Quietly, Robin approached the two and turned off the TV. Briefly she just stood over them, watching Maggie rise and fall softly with each breath Don took. Both looked peaceful and fast asleep. The position couldn't be overtly comfortable for her husband, though, and if he didn't really need the sleep, she'd take Maggie upstairs to her bed. The problem was, no one removed one of Don's children from his arms without waking him up, not even her. Although the extent to which he came awake with her differed greatly from with other people, even a groggy awareness would be enough for him to realize the time and she doubted he'd go back to sleep once he did.

Much as it exasperated her at times like this, it was also very reassuring to know that any of the times they fell asleep outside on the beach or in the garden, the kids having exhausted their father, they were absolutely safe. It was something that had caught many of their friends off-guard who'd thought they were helping only to bring Don awake in an instant, protectively curling whichever child he was holding away from them until he saw who it was. Even Alan and Charlie brought Don fully awake. The only ones other than her who merely triggered a partial awakening were the other kids and only then if they tried to drag their sibling away. Any of them could easily snuggle up to the sleeping Eppes' without causing anything more than a slight, unconscious shift of position to accommodate them.

No, given how sick the two of them still were, Robin considered it far better to let them rest for now. Hopefully the smell of dinner would awaken them when it was time to eat.

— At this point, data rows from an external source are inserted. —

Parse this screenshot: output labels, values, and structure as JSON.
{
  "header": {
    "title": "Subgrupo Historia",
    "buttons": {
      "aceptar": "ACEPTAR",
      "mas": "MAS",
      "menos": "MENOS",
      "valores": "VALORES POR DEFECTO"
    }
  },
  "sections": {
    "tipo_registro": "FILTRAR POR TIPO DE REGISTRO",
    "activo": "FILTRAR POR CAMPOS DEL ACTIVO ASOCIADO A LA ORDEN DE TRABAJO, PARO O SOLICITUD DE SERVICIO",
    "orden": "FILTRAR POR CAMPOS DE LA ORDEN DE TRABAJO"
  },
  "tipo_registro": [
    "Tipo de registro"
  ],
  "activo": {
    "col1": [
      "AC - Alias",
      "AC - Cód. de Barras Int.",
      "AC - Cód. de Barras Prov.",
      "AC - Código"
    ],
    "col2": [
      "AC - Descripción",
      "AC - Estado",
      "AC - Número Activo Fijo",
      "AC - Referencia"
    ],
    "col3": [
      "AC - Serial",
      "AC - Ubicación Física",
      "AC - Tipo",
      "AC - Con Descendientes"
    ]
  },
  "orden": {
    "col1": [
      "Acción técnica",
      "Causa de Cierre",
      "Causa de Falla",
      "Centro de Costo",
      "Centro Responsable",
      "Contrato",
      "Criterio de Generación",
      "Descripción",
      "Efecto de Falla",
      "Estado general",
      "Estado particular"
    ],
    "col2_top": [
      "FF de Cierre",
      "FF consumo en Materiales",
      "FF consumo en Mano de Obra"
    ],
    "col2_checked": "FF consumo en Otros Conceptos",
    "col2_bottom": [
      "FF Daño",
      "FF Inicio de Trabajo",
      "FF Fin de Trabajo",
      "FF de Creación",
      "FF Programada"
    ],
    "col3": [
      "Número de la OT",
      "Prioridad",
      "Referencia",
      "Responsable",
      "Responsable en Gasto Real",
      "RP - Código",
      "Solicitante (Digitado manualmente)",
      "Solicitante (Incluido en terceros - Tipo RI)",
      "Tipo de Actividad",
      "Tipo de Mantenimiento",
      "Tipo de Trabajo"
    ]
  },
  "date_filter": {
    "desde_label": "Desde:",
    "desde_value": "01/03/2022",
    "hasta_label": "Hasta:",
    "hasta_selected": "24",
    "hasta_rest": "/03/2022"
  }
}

The theme of the fic is to show both how much things have changed and yet how similar they still are (if that wasn't obvious from the title!). Both Robin and Don have come a long way, but at their core they are still who they are in the show now. Don's still as stubborn, driven and focused as ever, but his softer side has come out a bit more now that he's got kids of his own. Who are more like him than he knows!
I also have to admit here that the bit about the fish being different colors but still getting along and that it's probably due to the fact that they can't talk to each other isn't mine. It is something the kid of one of our old neighbors said once while they were on holiday. She was looking at a tidalpool at the time. It has just stuck with me ever since I heard of it.
Finally, can you see who has Daddy wrapped around her little fingers? :)